TASK INSTRUCTIONS. The records below hold pictures; please leave those out and retype the rest exactly.

DATA FOR THIS TASK.
══════════
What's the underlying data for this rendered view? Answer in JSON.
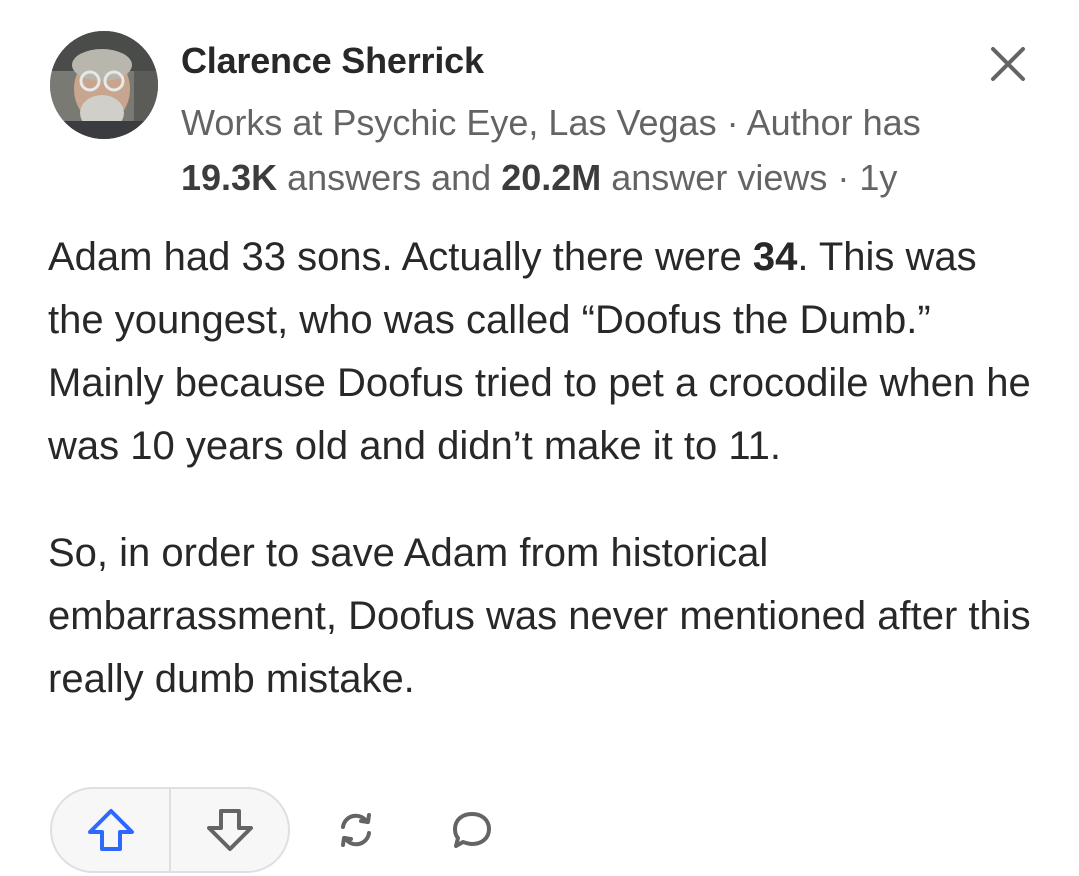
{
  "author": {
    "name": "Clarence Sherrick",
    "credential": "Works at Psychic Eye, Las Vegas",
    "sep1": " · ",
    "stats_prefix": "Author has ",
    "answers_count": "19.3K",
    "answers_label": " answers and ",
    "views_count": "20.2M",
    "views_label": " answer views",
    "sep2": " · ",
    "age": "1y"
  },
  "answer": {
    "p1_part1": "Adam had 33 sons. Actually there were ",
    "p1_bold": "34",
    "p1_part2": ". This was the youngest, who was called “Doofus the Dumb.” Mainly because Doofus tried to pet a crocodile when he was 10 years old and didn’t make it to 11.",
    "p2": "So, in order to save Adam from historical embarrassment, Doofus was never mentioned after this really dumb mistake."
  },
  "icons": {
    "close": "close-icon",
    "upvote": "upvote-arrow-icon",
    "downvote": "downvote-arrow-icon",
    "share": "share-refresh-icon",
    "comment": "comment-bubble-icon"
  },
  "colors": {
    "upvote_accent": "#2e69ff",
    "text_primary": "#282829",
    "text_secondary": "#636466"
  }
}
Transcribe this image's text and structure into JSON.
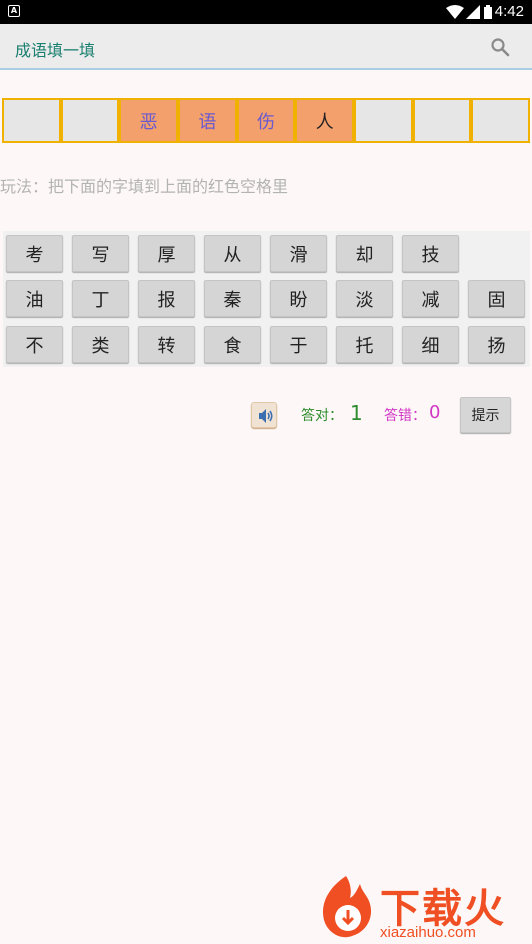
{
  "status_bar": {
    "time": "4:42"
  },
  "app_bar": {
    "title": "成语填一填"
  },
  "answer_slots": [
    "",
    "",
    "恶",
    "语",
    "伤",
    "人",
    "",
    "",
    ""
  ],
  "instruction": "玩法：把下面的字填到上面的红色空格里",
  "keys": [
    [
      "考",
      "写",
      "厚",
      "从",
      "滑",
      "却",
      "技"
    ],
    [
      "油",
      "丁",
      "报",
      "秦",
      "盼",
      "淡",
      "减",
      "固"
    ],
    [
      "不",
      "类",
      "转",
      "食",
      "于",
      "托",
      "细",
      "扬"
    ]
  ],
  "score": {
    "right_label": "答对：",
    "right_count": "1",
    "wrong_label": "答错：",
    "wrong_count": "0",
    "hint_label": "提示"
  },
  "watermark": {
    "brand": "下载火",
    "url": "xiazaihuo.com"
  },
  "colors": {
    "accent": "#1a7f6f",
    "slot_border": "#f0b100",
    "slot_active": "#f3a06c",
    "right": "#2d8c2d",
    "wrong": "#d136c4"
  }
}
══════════
WRITTEN REPLY.
What's the underlying data for this rendered view? Answer in JSON.
{
  "author": {
    "name": "Clarence Sherrick",
    "credential": "Works at Psychic Eye, Las Vegas",
    "sep1": " · ",
    "stats_prefix": "Author has ",
    "answers_count": "19.3K",
    "answers_label": " answers and ",
    "views_count": "20.2M",
    "views_label": " answer views",
    "sep2": " · ",
    "age": "1y"
  },
  "answer": {
    "p1_part1": "Adam had 33 sons. Actually there were ",
    "p1_bold": "34",
    "p1_part2": ". This was the youngest, who was called “Doofus the Dumb.” Mainly because Doofus tried to pet a crocodile when he was 10 years old and didn’t make it to 11.",
    "p2": "So, in order to save Adam from historical embarrassment, Doofus was never mentioned after this really dumb mistake."
  },
  "icons": {
    "close": "close-icon",
    "upvote": "upvote-arrow-icon",
    "downvote": "downvote-arrow-icon",
    "share": "share-refresh-icon",
    "comment": "comment-bubble-icon"
  },
  "colors": {
    "upvote_accent": "#2e69ff",
    "text_primary": "#282829",
    "text_secondary": "#636466"
  }
}
Transcribe this image's text and structure into JSON.
{
  "status_bar": {
    "time": "4:42"
  },
  "app_bar": {
    "title": "成语填一填"
  },
  "answer_slots": [
    "",
    "",
    "恶",
    "语",
    "伤",
    "人",
    "",
    "",
    ""
  ],
  "instruction": "玩法：把下面的字填到上面的红色空格里",
  "keys": [
    [
      "考",
      "写",
      "厚",
      "从",
      "滑",
      "却",
      "技"
    ],
    [
      "油",
      "丁",
      "报",
      "秦",
      "盼",
      "淡",
      "减",
      "固"
    ],
    [
      "不",
      "类",
      "转",
      "食",
      "于",
      "托",
      "细",
      "扬"
    ]
  ],
  "score": {
    "right_label": "答对：",
    "right_count": "1",
    "wrong_label": "答错：",
    "wrong_count": "0",
    "hint_label": "提示"
  },
  "watermark": {
    "brand": "下载火",
    "url": "xiazaihuo.com"
  },
  "colors": {
    "accent": "#1a7f6f",
    "slot_border": "#f0b100",
    "slot_active": "#f3a06c",
    "right": "#2d8c2d",
    "wrong": "#d136c4"
  }
}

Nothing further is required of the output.